KILDALL: Now, if I take the sensor and put it right towards the leaves of the Joshua tree, I'll ask you, Christopher, to tell me what this - numbers say.

INTAGLIATA: Oh, wow. OK, now we're up at 14,733.

These numerical readings are what Kildall translates into sound, using a program on his laptop. And after he boots it up, the performance begins.

(SOUNDBITE OF MUSIC)

KILDALL: And now I'm playing the tree like a theremin.

INTAGLIATA: Kildall has programmed other instruments to respond to the sensor data, too, and he switches on his favorite.

(SOUNDBITE OF MUSIC)

KILDALL: And you can hear, as I get to that really kind of sunny, leafy parts - that it's getting this kind of higher-pitched note sounding.

INTAGLIATA: Then, as he caresses the air above the dead parts of the Joshua tree, the infrared readings go down and so does the pitch of the sound.

KILDALL: Like, it's just gotten down to a low rumbling.

(SOUNDBITE OF MUSIC)

INTAGLIATA: It's a fascinating way to make music.

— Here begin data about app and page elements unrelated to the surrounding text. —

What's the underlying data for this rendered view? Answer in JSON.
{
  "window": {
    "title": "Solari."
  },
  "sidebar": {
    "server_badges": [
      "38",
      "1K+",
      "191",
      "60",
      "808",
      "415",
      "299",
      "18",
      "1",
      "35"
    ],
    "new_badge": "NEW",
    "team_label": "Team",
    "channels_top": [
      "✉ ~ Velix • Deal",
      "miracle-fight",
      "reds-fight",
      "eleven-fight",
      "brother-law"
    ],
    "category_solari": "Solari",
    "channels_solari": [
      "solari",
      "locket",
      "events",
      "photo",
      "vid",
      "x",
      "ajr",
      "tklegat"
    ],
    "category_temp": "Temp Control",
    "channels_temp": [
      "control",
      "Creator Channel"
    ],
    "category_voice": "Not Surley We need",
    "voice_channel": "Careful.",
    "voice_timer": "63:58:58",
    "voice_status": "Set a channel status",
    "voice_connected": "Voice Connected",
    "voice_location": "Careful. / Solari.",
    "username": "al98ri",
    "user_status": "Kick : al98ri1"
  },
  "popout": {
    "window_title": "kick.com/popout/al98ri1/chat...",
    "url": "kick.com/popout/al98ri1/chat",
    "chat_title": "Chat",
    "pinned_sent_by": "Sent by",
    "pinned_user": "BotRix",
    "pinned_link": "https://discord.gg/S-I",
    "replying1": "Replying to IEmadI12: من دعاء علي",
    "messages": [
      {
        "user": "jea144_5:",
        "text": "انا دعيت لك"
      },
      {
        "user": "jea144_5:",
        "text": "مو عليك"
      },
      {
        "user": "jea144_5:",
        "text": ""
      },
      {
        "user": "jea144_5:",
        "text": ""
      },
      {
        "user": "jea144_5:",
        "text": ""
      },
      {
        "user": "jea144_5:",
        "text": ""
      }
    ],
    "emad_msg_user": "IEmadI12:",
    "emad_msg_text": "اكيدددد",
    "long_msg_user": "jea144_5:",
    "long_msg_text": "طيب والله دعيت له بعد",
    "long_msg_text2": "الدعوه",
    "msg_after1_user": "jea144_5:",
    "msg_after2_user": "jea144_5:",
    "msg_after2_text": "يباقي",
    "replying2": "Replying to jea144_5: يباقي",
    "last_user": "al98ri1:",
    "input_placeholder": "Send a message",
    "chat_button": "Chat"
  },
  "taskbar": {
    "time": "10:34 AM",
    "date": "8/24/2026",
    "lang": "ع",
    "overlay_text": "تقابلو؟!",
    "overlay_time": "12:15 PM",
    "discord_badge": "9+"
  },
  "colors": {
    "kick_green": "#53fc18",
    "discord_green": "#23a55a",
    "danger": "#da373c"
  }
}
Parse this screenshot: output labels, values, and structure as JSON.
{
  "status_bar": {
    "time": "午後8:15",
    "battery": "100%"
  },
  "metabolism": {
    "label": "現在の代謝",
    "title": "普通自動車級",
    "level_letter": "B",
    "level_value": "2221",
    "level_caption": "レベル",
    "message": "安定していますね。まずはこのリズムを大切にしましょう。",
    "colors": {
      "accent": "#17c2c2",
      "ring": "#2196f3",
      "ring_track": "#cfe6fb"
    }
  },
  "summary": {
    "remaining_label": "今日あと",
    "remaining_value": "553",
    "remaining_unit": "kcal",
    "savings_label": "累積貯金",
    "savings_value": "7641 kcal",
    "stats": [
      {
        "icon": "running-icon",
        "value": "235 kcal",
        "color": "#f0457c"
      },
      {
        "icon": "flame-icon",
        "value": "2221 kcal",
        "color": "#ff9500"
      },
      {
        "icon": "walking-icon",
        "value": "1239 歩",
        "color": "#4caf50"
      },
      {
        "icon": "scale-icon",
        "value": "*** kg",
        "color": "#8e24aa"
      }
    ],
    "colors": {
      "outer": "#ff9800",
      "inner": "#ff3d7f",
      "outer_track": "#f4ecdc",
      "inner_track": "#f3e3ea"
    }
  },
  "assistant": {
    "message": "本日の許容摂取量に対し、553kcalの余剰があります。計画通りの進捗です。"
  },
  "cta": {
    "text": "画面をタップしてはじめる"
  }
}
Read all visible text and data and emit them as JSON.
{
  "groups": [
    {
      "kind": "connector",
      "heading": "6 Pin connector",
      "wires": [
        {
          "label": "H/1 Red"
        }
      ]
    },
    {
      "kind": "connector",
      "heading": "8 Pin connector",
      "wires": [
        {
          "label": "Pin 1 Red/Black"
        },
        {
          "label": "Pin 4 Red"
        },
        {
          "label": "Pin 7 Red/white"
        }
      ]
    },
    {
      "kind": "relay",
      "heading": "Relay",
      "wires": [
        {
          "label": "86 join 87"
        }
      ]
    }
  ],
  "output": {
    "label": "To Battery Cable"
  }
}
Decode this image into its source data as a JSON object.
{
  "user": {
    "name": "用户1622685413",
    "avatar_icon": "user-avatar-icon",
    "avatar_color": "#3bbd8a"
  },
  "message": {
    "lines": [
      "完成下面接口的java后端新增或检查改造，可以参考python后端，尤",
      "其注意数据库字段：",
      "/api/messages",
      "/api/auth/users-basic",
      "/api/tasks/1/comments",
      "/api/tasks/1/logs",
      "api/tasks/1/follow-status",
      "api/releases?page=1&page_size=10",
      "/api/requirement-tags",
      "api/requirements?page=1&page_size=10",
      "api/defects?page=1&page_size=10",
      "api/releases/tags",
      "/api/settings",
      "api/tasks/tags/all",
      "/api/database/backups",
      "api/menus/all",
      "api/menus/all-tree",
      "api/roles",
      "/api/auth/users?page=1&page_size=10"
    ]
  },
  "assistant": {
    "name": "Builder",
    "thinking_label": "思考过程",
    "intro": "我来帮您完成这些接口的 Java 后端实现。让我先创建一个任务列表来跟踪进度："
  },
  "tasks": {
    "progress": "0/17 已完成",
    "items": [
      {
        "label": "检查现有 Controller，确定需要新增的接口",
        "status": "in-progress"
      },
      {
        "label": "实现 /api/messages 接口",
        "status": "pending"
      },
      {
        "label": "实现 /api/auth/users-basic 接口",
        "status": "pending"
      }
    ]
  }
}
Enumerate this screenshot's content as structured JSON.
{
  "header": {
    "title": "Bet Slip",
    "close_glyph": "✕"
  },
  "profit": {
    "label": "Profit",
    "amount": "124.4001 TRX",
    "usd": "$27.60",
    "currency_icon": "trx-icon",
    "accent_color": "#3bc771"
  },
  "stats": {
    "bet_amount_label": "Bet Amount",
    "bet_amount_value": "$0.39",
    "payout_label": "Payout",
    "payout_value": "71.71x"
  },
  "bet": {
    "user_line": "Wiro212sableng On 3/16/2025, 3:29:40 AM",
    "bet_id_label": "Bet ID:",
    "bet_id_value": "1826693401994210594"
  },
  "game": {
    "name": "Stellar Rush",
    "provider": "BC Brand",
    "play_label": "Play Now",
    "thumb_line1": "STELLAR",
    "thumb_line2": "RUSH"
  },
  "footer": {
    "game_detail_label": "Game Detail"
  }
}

But scientists like Greg Asner at Arizona State University in Hawaii have been studying this interplay between near-infrared light and plants for decades.

GREG ASNER: From our aircraft or satellites, we use it to separate the living vegetation from the dead vegetation.

INTAGLIATA: Asner explains that living, healthy vegetation is packed with water, defense chemicals and other compounds, which is the reason more near-infrared light reflects off a healthy leaf compared to a dead one.

ASNER: And for example, that's very important in a grassland. Is the grassland dry and ready to go up in smoke in a fire, or is it wet and green and living? And so we can translate that to fire fuel load for grasslands.

INTAGLIATA: Asner says he's thrilled to see artists now playing with some of these same ideas.

ASNER: Our studies for decades now have been stuck in the halls of science, and this will help translate what we have come to understand - utilize love as scientists. It's going to translate it to a much wider audience.

KILDALL: Science articles are great. I read them all the time. However, they don't engage people in a more visceral storytelling level as artwork does. I'm hoping that people realize that there is just this invisible layer of data that's just right beneath the surface and get excited about the natural world.

INTAGLIATA: Now, this isn't Scott Kildall's first go at translating science into art. In recent years, he's designed a sound installation that tracks water flow in trees...

(SOUNDBITE OF MUSIC)

INTAGLIATA: ...And an ambient soundtrack that taps into the electrical signals of mushrooms.

(SOUNDBITE OF MUSIC)

INTAGLIATA: He's exhibited at the New York Hall of Science, too, among other places. But his latest work took root here in the California desert when he was an artist in residence this spring at Joshua Tree National Park. He calls the work Infrared Reflections.

(SOUNDBITE OF MUSIC)

INTAGLIATA: Christopher Intagliata, NPR News, the California High Desert. Transcript provided by NPR, Copyright NPR.

NPR transcripts are created on a rush deadline by an NPR contractor. This text may not be in its final form and may be updated or revised in the future. Accuracy and availability may vary. The authoritative record of NPR’s programming is the audio record.

Christopher Intagliata is an editor at All Things Considered, where he writes news and edits interviews with politicians, musicians, restaurant owners, scientists and many of the other voices heard on the air.